Required work >> The answer should match the records character for character.

·····

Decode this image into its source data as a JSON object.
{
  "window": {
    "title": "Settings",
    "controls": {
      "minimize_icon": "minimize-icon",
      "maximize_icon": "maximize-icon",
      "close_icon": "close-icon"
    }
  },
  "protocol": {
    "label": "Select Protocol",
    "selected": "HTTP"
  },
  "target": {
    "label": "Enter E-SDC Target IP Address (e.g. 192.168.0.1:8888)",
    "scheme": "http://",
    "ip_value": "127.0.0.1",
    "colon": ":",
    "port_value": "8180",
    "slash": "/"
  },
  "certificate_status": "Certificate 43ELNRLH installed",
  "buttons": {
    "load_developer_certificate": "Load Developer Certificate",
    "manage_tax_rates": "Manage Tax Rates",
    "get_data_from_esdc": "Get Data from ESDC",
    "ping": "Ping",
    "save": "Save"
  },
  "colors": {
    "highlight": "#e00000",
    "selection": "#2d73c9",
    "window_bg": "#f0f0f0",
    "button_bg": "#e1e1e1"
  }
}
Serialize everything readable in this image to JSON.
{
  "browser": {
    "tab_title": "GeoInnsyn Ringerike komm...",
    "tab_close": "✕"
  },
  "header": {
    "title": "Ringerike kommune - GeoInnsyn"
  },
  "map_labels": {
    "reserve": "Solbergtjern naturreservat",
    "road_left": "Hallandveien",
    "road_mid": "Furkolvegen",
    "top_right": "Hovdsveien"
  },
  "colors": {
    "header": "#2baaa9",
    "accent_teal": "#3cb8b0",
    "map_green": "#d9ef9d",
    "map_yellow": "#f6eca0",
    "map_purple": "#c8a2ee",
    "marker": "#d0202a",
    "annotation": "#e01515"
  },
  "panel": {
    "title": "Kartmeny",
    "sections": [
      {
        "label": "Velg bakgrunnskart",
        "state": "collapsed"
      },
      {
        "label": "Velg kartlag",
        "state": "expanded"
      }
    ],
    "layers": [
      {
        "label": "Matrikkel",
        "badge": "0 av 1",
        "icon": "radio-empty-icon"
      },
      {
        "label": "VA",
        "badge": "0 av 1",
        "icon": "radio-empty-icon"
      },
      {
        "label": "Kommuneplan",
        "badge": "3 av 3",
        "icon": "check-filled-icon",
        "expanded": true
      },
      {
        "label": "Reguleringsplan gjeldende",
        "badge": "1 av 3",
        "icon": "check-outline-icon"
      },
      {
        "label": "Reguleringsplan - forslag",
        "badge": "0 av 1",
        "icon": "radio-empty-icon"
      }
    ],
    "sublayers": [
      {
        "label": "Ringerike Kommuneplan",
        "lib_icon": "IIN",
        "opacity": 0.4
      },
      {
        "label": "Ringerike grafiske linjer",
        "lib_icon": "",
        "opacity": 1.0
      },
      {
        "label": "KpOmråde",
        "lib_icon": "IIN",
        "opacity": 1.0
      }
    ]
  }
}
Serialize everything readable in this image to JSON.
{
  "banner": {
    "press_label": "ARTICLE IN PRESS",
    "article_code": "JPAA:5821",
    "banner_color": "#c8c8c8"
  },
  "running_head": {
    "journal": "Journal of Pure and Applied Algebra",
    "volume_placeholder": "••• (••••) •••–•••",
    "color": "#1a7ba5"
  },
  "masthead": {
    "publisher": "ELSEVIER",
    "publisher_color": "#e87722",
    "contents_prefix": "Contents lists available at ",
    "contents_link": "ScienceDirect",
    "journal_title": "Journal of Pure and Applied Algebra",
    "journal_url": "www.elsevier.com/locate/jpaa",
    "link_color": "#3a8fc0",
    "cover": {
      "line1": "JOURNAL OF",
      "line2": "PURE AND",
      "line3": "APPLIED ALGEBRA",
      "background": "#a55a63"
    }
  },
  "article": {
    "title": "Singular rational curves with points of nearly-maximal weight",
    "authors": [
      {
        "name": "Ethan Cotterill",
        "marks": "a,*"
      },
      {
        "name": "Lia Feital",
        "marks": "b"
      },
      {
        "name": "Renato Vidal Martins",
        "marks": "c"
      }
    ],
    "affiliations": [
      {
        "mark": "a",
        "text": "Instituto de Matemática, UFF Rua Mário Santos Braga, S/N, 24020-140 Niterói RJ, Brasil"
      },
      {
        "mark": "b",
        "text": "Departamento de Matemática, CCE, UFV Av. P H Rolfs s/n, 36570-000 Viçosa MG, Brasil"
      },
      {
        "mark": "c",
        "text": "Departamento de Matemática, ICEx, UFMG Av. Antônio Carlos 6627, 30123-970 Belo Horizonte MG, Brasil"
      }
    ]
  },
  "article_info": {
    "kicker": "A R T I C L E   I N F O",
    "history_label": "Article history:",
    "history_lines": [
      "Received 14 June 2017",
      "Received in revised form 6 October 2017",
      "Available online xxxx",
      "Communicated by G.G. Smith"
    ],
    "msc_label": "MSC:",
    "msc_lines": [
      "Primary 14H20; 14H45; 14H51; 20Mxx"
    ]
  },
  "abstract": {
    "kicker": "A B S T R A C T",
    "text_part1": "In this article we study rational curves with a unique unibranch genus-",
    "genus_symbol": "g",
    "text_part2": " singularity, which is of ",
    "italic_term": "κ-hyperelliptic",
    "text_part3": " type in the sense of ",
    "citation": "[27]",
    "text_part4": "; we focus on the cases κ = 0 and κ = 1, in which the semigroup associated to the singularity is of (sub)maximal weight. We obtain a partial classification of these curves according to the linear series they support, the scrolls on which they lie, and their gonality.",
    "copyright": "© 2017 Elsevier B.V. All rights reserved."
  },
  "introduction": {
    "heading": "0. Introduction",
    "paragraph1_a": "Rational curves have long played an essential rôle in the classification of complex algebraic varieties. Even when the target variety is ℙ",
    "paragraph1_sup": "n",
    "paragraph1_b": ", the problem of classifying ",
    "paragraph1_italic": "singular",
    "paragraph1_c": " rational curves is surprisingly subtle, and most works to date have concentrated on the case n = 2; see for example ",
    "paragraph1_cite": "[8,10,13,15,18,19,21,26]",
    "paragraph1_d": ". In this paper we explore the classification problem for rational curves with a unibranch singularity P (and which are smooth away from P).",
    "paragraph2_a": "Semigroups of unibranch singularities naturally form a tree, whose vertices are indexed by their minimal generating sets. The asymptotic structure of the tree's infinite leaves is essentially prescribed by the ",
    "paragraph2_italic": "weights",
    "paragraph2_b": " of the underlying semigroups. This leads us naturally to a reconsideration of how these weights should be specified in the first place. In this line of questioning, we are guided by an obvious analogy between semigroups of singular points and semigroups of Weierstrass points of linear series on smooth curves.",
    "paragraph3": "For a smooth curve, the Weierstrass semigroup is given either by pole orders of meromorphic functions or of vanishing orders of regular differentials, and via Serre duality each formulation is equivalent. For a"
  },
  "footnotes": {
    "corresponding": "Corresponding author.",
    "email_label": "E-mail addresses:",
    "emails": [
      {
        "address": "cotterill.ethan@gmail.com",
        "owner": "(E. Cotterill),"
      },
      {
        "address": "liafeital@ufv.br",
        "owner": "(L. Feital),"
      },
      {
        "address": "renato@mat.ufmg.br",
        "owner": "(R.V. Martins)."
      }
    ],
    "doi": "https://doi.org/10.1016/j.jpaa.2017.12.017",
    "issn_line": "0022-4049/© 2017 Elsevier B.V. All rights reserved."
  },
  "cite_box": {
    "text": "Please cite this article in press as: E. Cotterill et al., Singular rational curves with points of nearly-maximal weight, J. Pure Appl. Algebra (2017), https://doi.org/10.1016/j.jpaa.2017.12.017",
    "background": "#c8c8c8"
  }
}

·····

Answer for this exercise >>
Decode this image into its source data as a JSON object.
{
  "window": {
    "title": "Settings",
    "controls": {
      "minimize_icon": "minimize-icon",
      "maximize_icon": "maximize-icon",
      "close_icon": "close-icon"
    }
  },
  "protocol": {
    "label": "Select Protocol",
    "selected": "HTTP"
  },
  "target": {
    "label": "Enter E-SDC Target IP Address (e.g. 192.168.0.1:8888)",
    "scheme": "http://",
    "ip_value": "127.0.0.1",
    "colon": ":",
    "port_value": "8180",
    "slash": "/"
  },
  "certificate_status": "Certificate 43ELNRLH installed",
  "buttons": {
    "load_developer_certificate": "Load Developer Certificate",
    "manage_tax_rates": "Manage Tax Rates",
    "get_data_from_esdc": "Get Data from ESDC",
    "ping": "Ping",
    "save": "Save"
  },
  "colors": {
    "highlight": "#e00000",
    "selection": "#2d73c9",
    "window_bg": "#f0f0f0",
    "button_bg": "#e1e1e1"
  }
}
Serialize everything readable in this image to JSON.
{
  "browser": {
    "tab_title": "GeoInnsyn Ringerike komm...",
    "tab_close": "✕"
  },
  "header": {
    "title": "Ringerike kommune - GeoInnsyn"
  },
  "map_labels": {
    "reserve": "Solbergtjern naturreservat",
    "road_left": "Hallandveien",
    "road_mid": "Furkolvegen",
    "top_right": "Hovdsveien"
  },
  "colors": {
    "header": "#2baaa9",
    "accent_teal": "#3cb8b0",
    "map_green": "#d9ef9d",
    "map_yellow": "#f6eca0",
    "map_purple": "#c8a2ee",
    "marker": "#d0202a",
    "annotation": "#e01515"
  },
  "panel": {
    "title": "Kartmeny",
    "sections": [
      {
        "label": "Velg bakgrunnskart",
        "state": "collapsed"
      },
      {
        "label": "Velg kartlag",
        "state": "expanded"
      }
    ],
    "layers": [
      {
        "label": "Matrikkel",
        "badge": "0 av 1",
        "icon": "radio-empty-icon"
      },
      {
        "label": "VA",
        "badge": "0 av 1",
        "icon": "radio-empty-icon"
      },
      {
        "label": "Kommuneplan",
        "badge": "3 av 3",
        "icon": "check-filled-icon",
        "expanded": true
      },
      {
        "label": "Reguleringsplan gjeldende",
        "badge": "1 av 3",
        "icon": "check-outline-icon"
      },
      {
        "label": "Reguleringsplan - forslag",
        "badge": "0 av 1",
        "icon": "radio-empty-icon"
      }
    ],
    "sublayers": [
      {
        "label": "Ringerike Kommuneplan",
        "lib_icon": "IIN",
        "opacity": 0.4
      },
      {
        "label": "Ringerike grafiske linjer",
        "lib_icon": "",
        "opacity": 1.0
      },
      {
        "label": "KpOmråde",
        "lib_icon": "IIN",
        "opacity": 1.0
      }
    ]
  }
}
Serialize everything readable in this image to JSON.
{
  "banner": {
    "press_label": "ARTICLE IN PRESS",
    "article_code": "JPAA:5821",
    "banner_color": "#c8c8c8"
  },
  "running_head": {
    "journal": "Journal of Pure and Applied Algebra",
    "volume_placeholder": "••• (••••) •••–•••",
    "color": "#1a7ba5"
  },
  "masthead": {
    "publisher": "ELSEVIER",
    "publisher_color": "#e87722",
    "contents_prefix": "Contents lists available at ",
    "contents_link": "ScienceDirect",
    "journal_title": "Journal of Pure and Applied Algebra",
    "journal_url": "www.elsevier.com/locate/jpaa",
    "link_color": "#3a8fc0",
    "cover": {
      "line1": "JOURNAL OF",
      "line2": "PURE AND",
      "line3": "APPLIED ALGEBRA",
      "background": "#a55a63"
    }
  },
  "article": {
    "title": "Singular rational curves with points of nearly-maximal weight",
    "authors": [
      {
        "name": "Ethan Cotterill",
        "marks": "a,*"
      },
      {
        "name": "Lia Feital",
        "marks": "b"
      },
      {
        "name": "Renato Vidal Martins",
        "marks": "c"
      }
    ],
    "affiliations": [
      {
        "mark": "a",
        "text": "Instituto de Matemática, UFF Rua Mário Santos Braga, S/N, 24020-140 Niterói RJ, Brasil"
      },
      {
        "mark": "b",
        "text": "Departamento de Matemática, CCE, UFV Av. P H Rolfs s/n, 36570-000 Viçosa MG, Brasil"
      },
      {
        "mark": "c",
        "text": "Departamento de Matemática, ICEx, UFMG Av. Antônio Carlos 6627, 30123-970 Belo Horizonte MG, Brasil"
      }
    ]
  },
  "article_info": {
    "kicker": "A R T I C L E   I N F O",
    "history_label": "Article history:",
    "history_lines": [
      "Received 14 June 2017",
      "Received in revised form 6 October 2017",
      "Available online xxxx",
      "Communicated by G.G. Smith"
    ],
    "msc_label": "MSC:",
    "msc_lines": [
      "Primary 14H20; 14H45; 14H51; 20Mxx"
    ]
  },
  "abstract": {
    "kicker": "A B S T R A C T",
    "text_part1": "In this article we study rational curves with a unique unibranch genus-",
    "genus_symbol": "g",
    "text_part2": " singularity, which is of ",
    "italic_term": "κ-hyperelliptic",
    "text_part3": " type in the sense of ",
    "citation": "[27]",
    "text_part4": "; we focus on the cases κ = 0 and κ = 1, in which the semigroup associated to the singularity is of (sub)maximal weight. We obtain a partial classification of these curves according to the linear series they support, the scrolls on which they lie, and their gonality.",
    "copyright": "© 2017 Elsevier B.V. All rights reserved."
  },
  "introduction": {
    "heading": "0. Introduction",
    "paragraph1_a": "Rational curves have long played an essential rôle in the classification of complex algebraic varieties. Even when the target variety is ℙ",
    "paragraph1_sup": "n",
    "paragraph1_b": ", the problem of classifying ",
    "paragraph1_italic": "singular",
    "paragraph1_c": " rational curves is surprisingly subtle, and most works to date have concentrated on the case n = 2; see for example ",
    "paragraph1_cite": "[8,10,13,15,18,19,21,26]",
    "paragraph1_d": ". In this paper we explore the classification problem for rational curves with a unibranch singularity P (and which are smooth away from P).",
    "paragraph2_a": "Semigroups of unibranch singularities naturally form a tree, whose vertices are indexed by their minimal generating sets. The asymptotic structure of the tree's infinite leaves is essentially prescribed by the ",
    "paragraph2_italic": "weights",
    "paragraph2_b": " of the underlying semigroups. This leads us naturally to a reconsideration of how these weights should be specified in the first place. In this line of questioning, we are guided by an obvious analogy between semigroups of singular points and semigroups of Weierstrass points of linear series on smooth curves.",
    "paragraph3": "For a smooth curve, the Weierstrass semigroup is given either by pole orders of meromorphic functions or of vanishing orders of regular differentials, and via Serre duality each formulation is equivalent. For a"
  },
  "footnotes": {
    "corresponding": "Corresponding author.",
    "email_label": "E-mail addresses:",
    "emails": [
      {
        "address": "cotterill.ethan@gmail.com",
        "owner": "(E. Cotterill),"
      },
      {
        "address": "liafeital@ufv.br",
        "owner": "(L. Feital),"
      },
      {
        "address": "renato@mat.ufmg.br",
        "owner": "(R.V. Martins)."
      }
    ],
    "doi": "https://doi.org/10.1016/j.jpaa.2017.12.017",
    "issn_line": "0022-4049/© 2017 Elsevier B.V. All rights reserved."
  },
  "cite_box": {
    "text": "Please cite this article in press as: E. Cotterill et al., Singular rational curves with points of nearly-maximal weight, J. Pure Appl. Algebra (2017), https://doi.org/10.1016/j.jpaa.2017.12.017",
    "background": "#c8c8c8"
  }
}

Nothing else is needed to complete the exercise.